0x80000000  : Missing data
The confid_map segment identifies the confidence index of the inversion output. The index value at each pixel will take the integer value from 0 (best) to 6(worst), defined as the highest item number satisfying the following conditions:
0: No issue found in the input Stokes
1: Signals for either of LoS component or transverse component in the input Stokes were weak.
2: Same as 1.
3: Magnetic field signals of both LoS and transverse component were weak.
4: The ME-VFISV iteration did not converge within the iteration maximum.
In the test data release, we set very small , thus, the confidence ε index at most pixels may be 4.
5: If the difference between the absolute value of the line-of-sight field strength derived from magnetogram algorithm and the absolute value of the LoS component from VFISV inversion |B cos(inclination)| is greater than 500 Gauss, we regard the inversion did not well solve the problem.
6: One (or more) of the 24 input Stokes arrays had NaN value.

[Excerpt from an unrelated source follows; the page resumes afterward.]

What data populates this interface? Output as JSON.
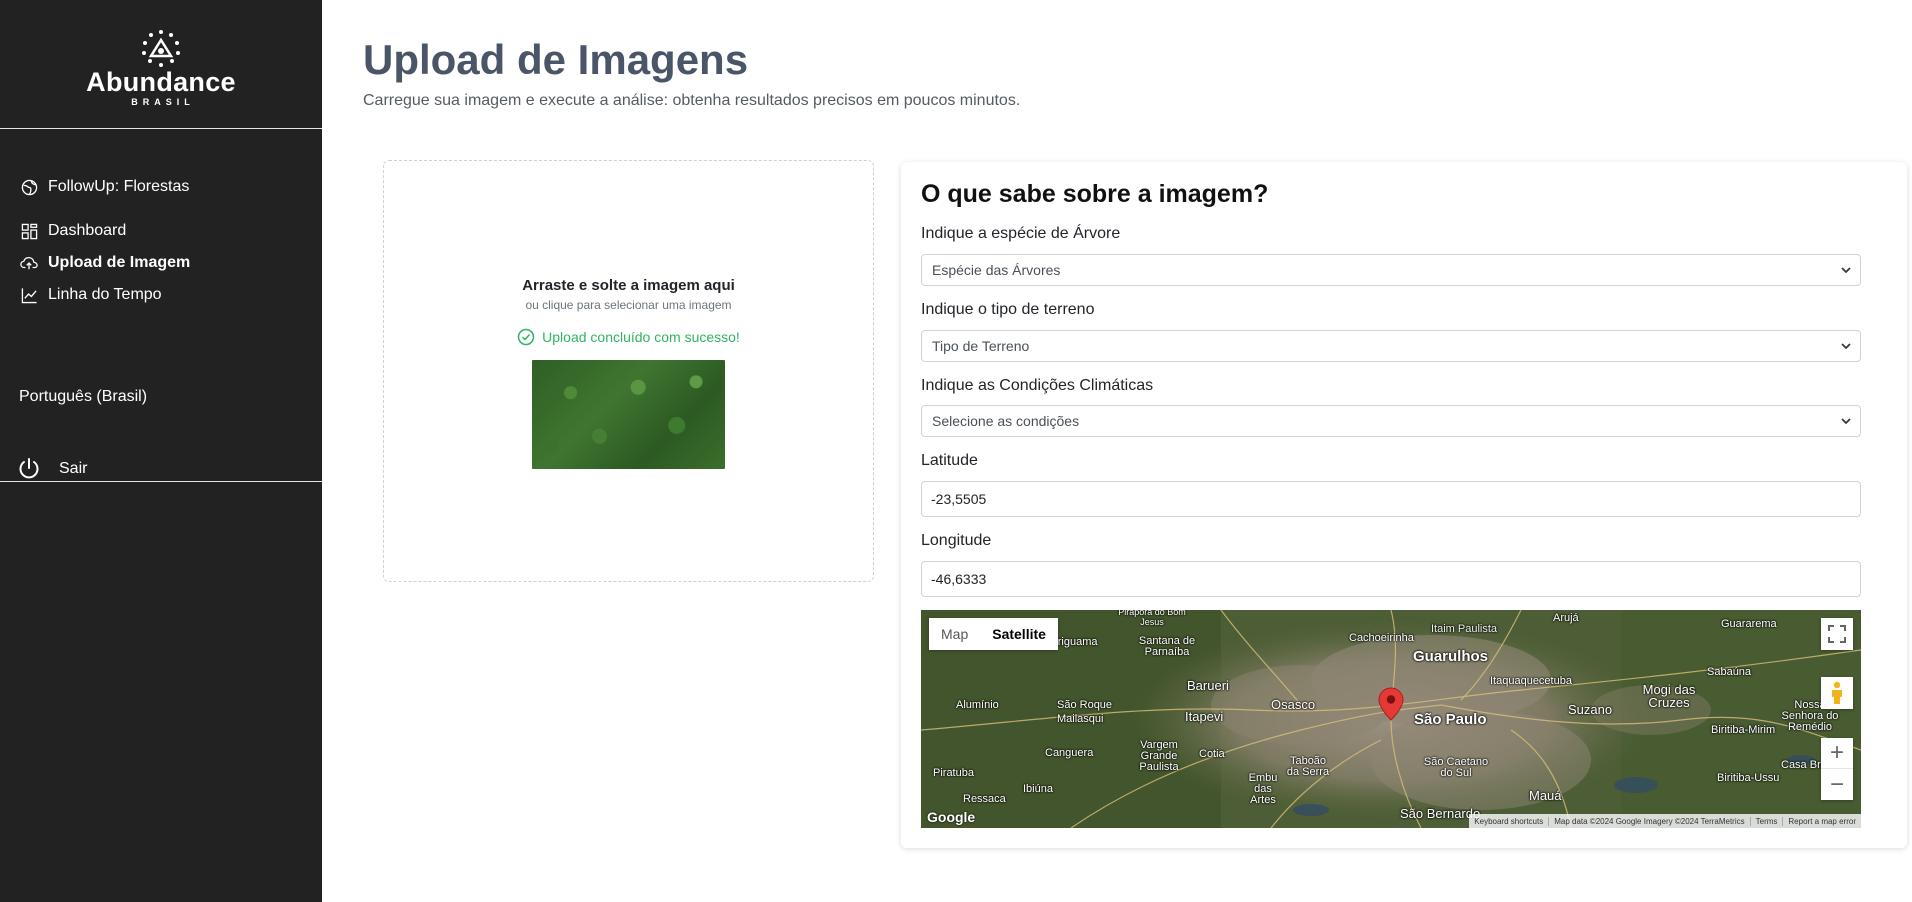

The following segments contain standard deviations and correlation coeffients that can be used to determine the error of the vector magnetic field. As described in Section 4 of the AR 11158 Vector Magnetic Field, the calculated variances and covariances are only reliable if the VFISV solution is close to an absolute minimum.
The following segments are outputs of the disambiguation module:
The disambig segment identifies the type of disambiguation solution per pixel by setting the following bits (if multiple bits are set, this indicates that the various solutions agree):
bit 1 : set if the minimum energy solution is used
bit 2 : set if the potential fiend solution is used
bit 3 : set if the radial acute solution is used
0      : set if the pixel was not disambiguated
The conf_disambig segment identifies agreements between various types of disambiguation solutions by labeling each pixel with the following:
50 : not all solutions agree (weak field method applied)
60 : not all solutions agree (weak field + annealed)
90 : all solutions agree (strong field + annealed)
0   : not disambiguated